Thursday night at the Board of Education meeting, Waterford’s superintendent, administrators, board members and teachers all agreed that a new evaluation system they are piloting is a “huge amount of work”, with some arguing it is more about completing paper work than improving teachers.
“Doing paperwork isn’t going to make us better teachers,” said Quaker Hill Elementary School teacher Martha Shoemaker, who is also the head of Waterford’s teachers union. “It is time taken away that could be used planning our next lesson. We just want to be with our kids.”
Shoemaker said the teacher and administrator evaluation system involves far too much paperwork. Shoemaker said the system is particularly onerous on administrators, who are responsible for six observations of at least 30 teachers.
For example, Great Neck Principal Pat Fedor, who is the head of Waterford's administrators union, is charged with 36 teachers. Fedor is responsible for evaluating them each six times – three formally and three informally – meaning she is responsible for doing 216 observations from November to May.
Fedor didn’t complain about the extra burden, saying while it is a “huge amount of work, it is good work.” However, she said the evaluations add about two hours of work each night to her at home, on top of the job she was already doing.
Board of Education member Jody Nazarchyk was more direct. She said she is against the evaluation system, saying the focus of administrators should be the school, not the state.
“I don’t see how the administrators have time to do it,” Nazarchyk said. “We are paying them to be administrators for Waterford, not for doing paperwork for the state.”
This year, Waterford was one of 10 school districts that agreed to pilot a new evaluation system put forth by the state that will be rolled out to every town next year. The purpose of the evaluation system is to have a more standard and objective way of evaluating teachers and administrators, with each staff member earning one of four rankings: exemplary, proficient, developing and below standard.

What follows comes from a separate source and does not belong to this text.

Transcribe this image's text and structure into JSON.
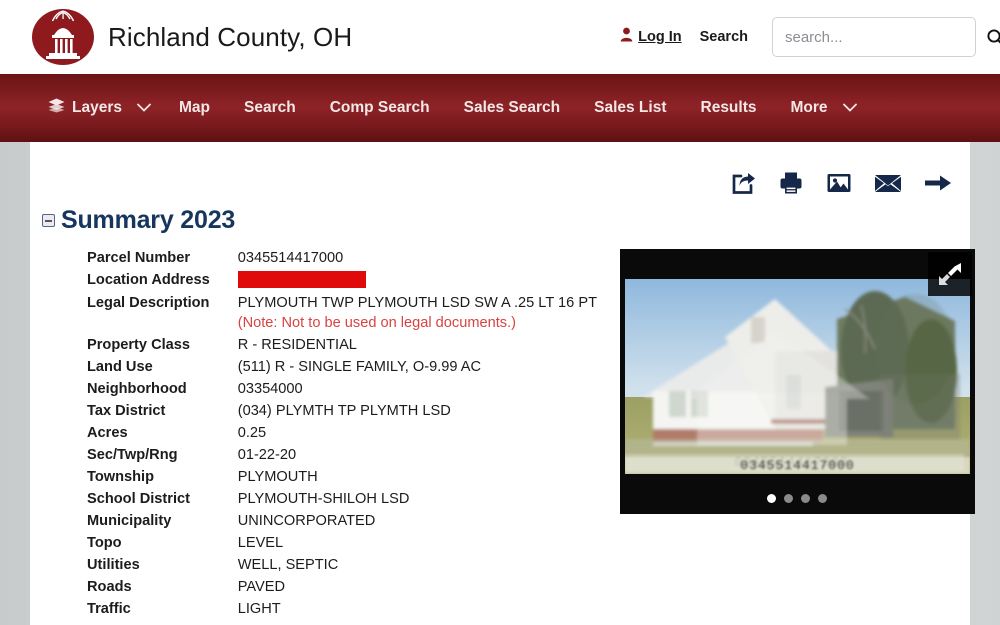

Forty-five percent of the evaluation is from student performance, half of which is based off of standardized tests. Another 40 percent is practice, which involves an administrator evaluating each teacher or, in an administrator’s case, the superintendent or higher-ranked administrator evaluating him or her.
The administrator is expected to formally evaluate a teacher three different times, which means having a pre-conference with the teacher, watching that teacher teach a class for about 30 minutes and then having a post-conference. The administrator also must do three informal observations, which can be anything from observing them in faculty meetings to popping in on a class unannounced. Additionally, each teacher has to write goals for themselves that are evaluated at the end of the year.
The problem, Shoemaker said, is that the steps all require a lot of paperwork. Each step has to be painstakingly detailed on specific forms, and fill a teacher's day with busy work that many have described as "overwhelming", she said.
“Like going to the DMV?,” a reporter asked, referring to a another state-run program.
“What a perfect analogy,” said Great Neck Elementary School teacher Linda Brailey, who is the vice president of the Waterford’s teacher union.
The paperwork is particularly difficult on the administrators, as they have to write up each formal evaluation they do, Shoemaker said. Fedor said the paperwork is cumbersome, but it isn’t taking away from what the principals are doing now, it is just extending their workday.
Fedor suggested evaluating a third of her staff each year in rotation, so she would be responsible for doing 12 teacher evaluations instead of 36. Superintendent Jerome Belair, who said, “there is a great deal of work involved in this,” suggested four observations instead of six.
Shoemaker said one positive is there has been good communication between the administration and the teachers regarding the pilot. The group is giving feedback to the state, which promised to use that feedback to alter the evaluation system before it is mandated state-wide next year.
“We have not been bashful,” Belair said. “Hopefully our good advice will be taken into consideration.”